-- Provided data --

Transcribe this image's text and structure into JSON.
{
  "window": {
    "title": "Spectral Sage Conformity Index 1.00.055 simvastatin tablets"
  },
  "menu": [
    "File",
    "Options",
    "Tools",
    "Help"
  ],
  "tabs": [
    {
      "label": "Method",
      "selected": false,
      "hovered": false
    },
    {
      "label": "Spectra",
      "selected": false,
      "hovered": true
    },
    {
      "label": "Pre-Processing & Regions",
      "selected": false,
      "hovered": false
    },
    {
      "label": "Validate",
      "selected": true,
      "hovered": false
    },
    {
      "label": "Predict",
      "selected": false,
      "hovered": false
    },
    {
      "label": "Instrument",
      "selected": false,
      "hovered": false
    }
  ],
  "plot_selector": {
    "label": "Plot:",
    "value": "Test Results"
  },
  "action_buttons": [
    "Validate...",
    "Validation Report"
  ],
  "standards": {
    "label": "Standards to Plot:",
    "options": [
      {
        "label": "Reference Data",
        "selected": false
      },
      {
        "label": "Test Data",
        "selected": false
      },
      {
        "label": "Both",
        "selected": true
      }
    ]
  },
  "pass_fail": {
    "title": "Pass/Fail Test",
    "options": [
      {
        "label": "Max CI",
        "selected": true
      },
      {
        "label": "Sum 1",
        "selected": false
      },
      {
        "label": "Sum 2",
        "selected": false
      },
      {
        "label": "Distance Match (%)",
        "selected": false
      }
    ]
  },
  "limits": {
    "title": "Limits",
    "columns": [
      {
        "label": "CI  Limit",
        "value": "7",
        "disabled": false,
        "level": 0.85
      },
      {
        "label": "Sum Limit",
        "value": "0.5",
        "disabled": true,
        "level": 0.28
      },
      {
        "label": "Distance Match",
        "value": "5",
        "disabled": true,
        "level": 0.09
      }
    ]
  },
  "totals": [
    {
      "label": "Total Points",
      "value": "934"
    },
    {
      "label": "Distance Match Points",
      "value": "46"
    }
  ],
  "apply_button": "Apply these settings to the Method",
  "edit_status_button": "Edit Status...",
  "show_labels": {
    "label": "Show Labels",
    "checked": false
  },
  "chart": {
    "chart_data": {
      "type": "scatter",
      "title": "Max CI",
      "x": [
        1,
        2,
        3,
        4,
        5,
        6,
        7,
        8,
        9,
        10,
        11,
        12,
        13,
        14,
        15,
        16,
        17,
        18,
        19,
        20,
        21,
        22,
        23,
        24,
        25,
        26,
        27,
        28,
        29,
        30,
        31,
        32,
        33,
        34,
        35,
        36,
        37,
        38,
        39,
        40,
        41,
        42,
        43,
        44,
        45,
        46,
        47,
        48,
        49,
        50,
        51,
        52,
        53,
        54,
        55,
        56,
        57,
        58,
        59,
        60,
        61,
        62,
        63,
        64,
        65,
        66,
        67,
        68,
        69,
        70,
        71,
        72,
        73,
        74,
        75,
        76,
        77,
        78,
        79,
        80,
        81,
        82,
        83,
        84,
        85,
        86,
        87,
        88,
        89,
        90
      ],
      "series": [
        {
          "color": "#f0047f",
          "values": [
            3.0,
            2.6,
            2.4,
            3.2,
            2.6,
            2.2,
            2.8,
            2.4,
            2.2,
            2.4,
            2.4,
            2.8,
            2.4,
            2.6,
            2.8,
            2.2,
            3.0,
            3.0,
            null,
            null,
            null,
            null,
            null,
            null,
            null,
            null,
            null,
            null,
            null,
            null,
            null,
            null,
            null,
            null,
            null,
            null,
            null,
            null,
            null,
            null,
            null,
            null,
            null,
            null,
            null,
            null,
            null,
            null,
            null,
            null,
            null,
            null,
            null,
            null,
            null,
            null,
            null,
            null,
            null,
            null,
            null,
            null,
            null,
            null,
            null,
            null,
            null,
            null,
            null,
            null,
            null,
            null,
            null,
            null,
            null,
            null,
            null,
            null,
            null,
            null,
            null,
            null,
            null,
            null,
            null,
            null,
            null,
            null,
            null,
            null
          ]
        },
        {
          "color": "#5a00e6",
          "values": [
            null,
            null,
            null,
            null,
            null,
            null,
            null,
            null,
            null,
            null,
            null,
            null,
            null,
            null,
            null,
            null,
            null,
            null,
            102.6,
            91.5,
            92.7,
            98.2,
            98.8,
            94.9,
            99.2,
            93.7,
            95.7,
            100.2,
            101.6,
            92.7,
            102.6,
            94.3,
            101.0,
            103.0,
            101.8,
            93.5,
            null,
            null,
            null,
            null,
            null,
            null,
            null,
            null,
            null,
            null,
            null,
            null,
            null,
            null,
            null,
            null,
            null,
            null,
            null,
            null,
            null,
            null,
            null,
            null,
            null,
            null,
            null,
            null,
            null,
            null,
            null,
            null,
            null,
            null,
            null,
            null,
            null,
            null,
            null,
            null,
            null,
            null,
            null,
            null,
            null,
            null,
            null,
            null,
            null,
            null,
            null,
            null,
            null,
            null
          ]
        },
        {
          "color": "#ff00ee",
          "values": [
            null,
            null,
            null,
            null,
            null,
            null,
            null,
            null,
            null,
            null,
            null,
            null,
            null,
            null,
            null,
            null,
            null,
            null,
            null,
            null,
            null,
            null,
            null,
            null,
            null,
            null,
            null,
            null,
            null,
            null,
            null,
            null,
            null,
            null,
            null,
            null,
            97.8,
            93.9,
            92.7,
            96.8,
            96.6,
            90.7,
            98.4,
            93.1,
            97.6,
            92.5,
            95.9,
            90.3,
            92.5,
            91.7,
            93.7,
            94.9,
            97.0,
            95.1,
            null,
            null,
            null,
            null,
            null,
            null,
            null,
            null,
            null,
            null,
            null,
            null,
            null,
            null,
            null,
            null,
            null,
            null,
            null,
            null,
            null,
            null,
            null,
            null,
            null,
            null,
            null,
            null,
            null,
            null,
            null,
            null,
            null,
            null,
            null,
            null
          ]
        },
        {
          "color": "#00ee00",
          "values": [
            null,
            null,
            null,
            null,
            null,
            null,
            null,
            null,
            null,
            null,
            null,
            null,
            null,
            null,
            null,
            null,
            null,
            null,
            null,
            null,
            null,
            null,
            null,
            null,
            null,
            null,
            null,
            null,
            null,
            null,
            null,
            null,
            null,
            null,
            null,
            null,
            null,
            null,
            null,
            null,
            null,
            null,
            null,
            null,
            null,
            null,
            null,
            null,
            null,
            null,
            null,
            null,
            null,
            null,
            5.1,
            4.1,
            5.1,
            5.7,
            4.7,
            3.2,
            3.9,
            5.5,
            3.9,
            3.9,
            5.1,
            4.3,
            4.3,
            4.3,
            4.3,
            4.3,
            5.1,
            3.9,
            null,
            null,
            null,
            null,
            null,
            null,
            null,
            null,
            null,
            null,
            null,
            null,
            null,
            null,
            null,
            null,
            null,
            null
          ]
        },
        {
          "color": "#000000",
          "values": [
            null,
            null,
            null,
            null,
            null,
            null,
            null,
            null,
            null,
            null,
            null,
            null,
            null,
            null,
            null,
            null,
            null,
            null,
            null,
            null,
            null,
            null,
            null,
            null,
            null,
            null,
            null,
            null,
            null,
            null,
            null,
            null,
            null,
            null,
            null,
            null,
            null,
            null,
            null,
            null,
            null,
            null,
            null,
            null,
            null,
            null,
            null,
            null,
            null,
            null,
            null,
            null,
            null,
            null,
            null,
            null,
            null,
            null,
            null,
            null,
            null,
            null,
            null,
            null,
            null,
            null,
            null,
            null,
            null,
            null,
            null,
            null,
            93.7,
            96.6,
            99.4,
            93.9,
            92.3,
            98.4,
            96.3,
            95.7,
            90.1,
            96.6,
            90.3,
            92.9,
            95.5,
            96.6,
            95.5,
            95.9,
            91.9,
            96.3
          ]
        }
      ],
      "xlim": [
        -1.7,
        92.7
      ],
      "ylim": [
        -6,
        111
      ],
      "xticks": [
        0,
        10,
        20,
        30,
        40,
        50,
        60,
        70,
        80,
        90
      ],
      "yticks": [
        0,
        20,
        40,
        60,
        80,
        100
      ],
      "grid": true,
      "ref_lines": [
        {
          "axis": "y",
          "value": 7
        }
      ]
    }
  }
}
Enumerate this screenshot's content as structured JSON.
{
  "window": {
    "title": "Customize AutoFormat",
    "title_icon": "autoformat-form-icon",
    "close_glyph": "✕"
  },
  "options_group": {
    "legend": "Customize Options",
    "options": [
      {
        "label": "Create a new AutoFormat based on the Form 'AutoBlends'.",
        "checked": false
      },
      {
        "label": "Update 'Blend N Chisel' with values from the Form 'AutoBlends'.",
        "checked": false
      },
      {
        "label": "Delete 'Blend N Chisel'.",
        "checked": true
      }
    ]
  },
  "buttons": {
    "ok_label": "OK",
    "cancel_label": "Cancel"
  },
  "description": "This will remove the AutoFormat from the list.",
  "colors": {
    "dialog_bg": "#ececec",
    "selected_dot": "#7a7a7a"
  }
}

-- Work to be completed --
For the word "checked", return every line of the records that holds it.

-- Output of the exercise --
    "checked": false
        "checked": false
        "checked": false
        "checked": true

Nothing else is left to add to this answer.